“This song speaks in a borderline erratic, yet stirring light,” she said. “It is almost like a mini opera within itself.”
“Ich wollt ein Sträußlein binden” is a “somber story,” Hidalgo said. It begins with Hidalgo singing as herself, on her way to pick a flower in a field. In the middle of the piece, the perspective shifts, making Hidalgo the flower.
“It sounds strange, but the story I am telling as the flower is still very human,” she said. “I am basically asking this person who is about to pick me to spare my life and give me another chance.”
The song presents a “very disheartening metaphor for love,” Hidalgo said, accompanied by a satirical tone of voice.
“It is basically alluding to this concept that love ends that way in every form, that love is eventually going to pick your heart out,” she said.
Seyquan Mack, a tenor from the Oberlin Conservatory, will perform Henri Duparc’s “L’invitation au Voyage” and “Phidylé,” two “sorrowful selections.” Mack will begin with “L’invitation au Voyage,” composed in 1870 and a setting of two of three verses of French poet Charles Baudelaire’s poem describing his love of the countryside in Holland and the longing of a man wishing to be with his lover.
“You can almost visualize what is happening in the piano accompaniment partnering with the vocals,” Mack said. “His compositions are so full of imagery; it’s truly a joy to experience.”
Mack said Duparc, a French composer, frequently combined the soft simplicity of art songs with dramatic operatic elements, of which “Phidylé” is a prime example. “Phidylé” was dedicated to his friend and French Romantic composer Ernest Chausson. It is a setting of a poem with the same title from French Parnassian poet Leconte de Lisle’s Poèmes et poésies.
“It has a peaceful entrance, but the piece ends with a big, triumphant moment, which is something you see a lot in his music,” he said. “As a vocalist, it gives me a lot to play with.”
Jaime Sharp, a mezzo-soprano from the University of Michigan, will perform Florence Price’s “An April Day” and Brandon Spencer’s “Dream Variation.”
It has such a summery, blissful tone to it,” Sharp said. “This piece makes me just as happy to sing as it does to listen to it. Florence is one of my favorites composers of all time because she has this unmatched ability to make beautiful music that soothes the soul. I really hope it does that for the audience as well.”
The better known version of Spencer’s “Dream Variation,” is that of Margaret Bonds’ “Three Dream Portraits,” which is set to the same text from poet Langston Hughes, found in his collection The Dream Keepers and Other Poems. Spencer is a Black composer, and Sharp said the piece is distinctly written from the “perspective of the Black experience.”
“Brandon is a good friend of mine, and we both agreed this is a piece that is important to hear from a Black singer’s standpoint,” she said. “While the sound has an upbeat tempo, the text is fairly heavy and layered.”
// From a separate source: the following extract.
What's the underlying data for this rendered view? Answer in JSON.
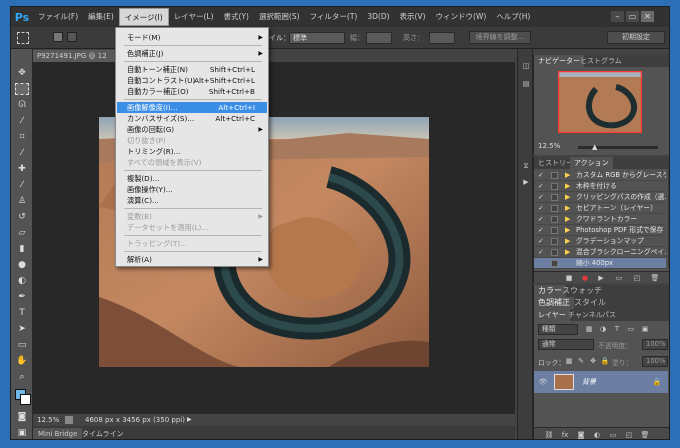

The music is whimsical, as if to suggest the speaker’s desire for freedom of movement. Sharp said in its “sense of effortlessness,” Price’s “An April Day” is a contrasting work that brings a “certain lightness along with it.”
“It has such a summery, blissful tone to it,” Sharp said. “This piece makes me just as happy to sing as it does to listen to it. Florence is one of my favorites composers of all time because she has this unmatched ability to make beautiful music that soothes the soul. I really hope it does that for the audience as well.”